**Data about app and page elements:**
Content starts

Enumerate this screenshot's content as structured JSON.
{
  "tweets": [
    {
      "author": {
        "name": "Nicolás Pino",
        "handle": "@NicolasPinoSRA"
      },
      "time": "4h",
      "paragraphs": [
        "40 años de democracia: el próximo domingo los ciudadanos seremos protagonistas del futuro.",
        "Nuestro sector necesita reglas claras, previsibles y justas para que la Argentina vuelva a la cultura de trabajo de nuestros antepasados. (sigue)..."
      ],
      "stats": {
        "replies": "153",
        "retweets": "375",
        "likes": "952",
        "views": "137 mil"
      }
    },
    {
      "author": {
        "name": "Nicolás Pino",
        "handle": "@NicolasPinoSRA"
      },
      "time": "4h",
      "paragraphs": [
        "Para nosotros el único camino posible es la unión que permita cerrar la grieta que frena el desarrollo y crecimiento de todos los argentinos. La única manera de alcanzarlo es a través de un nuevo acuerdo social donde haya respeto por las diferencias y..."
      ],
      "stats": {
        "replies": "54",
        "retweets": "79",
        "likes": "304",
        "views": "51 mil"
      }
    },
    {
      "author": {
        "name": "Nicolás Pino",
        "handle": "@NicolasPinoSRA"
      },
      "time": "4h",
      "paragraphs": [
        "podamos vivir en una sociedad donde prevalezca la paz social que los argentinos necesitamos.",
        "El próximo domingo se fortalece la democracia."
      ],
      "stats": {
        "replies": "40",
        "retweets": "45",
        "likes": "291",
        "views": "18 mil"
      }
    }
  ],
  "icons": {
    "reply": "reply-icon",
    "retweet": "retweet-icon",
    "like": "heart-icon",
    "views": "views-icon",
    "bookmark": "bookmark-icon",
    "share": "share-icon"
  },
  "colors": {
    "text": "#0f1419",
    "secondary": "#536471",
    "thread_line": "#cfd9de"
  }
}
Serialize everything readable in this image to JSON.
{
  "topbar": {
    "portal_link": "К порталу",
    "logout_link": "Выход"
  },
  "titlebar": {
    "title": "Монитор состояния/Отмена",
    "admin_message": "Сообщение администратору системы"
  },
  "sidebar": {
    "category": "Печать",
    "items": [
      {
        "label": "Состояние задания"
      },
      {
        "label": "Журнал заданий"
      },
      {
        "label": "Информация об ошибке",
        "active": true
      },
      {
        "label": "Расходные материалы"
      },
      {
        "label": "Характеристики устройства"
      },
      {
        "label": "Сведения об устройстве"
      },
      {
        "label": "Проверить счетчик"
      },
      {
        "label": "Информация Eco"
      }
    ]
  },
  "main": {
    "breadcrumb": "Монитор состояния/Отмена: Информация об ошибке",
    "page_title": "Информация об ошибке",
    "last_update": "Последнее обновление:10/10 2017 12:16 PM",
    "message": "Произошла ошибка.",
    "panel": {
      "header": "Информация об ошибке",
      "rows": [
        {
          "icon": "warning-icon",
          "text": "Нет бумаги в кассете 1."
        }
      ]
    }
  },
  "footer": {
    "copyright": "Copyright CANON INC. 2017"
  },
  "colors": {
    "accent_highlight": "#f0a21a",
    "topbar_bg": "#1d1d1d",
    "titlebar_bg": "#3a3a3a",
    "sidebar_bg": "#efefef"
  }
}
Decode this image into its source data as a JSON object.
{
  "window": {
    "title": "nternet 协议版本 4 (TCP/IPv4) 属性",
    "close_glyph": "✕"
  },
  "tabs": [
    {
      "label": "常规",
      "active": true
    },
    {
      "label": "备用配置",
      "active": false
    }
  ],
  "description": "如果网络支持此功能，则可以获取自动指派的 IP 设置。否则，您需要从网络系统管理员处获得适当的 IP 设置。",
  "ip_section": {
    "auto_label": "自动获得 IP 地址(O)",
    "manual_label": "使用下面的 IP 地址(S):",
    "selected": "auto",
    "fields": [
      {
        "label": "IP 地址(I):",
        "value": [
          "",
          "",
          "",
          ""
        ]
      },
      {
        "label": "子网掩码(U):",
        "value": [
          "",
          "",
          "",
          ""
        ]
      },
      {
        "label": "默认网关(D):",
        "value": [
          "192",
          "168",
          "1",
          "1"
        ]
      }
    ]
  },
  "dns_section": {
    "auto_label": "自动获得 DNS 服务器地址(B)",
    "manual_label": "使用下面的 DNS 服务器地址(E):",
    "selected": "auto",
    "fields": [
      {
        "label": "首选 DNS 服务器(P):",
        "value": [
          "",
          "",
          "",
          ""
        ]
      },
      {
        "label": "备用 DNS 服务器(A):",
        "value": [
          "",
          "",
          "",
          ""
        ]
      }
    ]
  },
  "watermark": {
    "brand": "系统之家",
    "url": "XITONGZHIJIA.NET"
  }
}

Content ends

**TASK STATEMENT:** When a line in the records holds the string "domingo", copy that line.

**TASK SOLUTION:**
        "40 años de democracia: el próximo domingo los ciudadanos seremos protagonistas del futuro.",
        "El próximo domingo se fortalece la democracia."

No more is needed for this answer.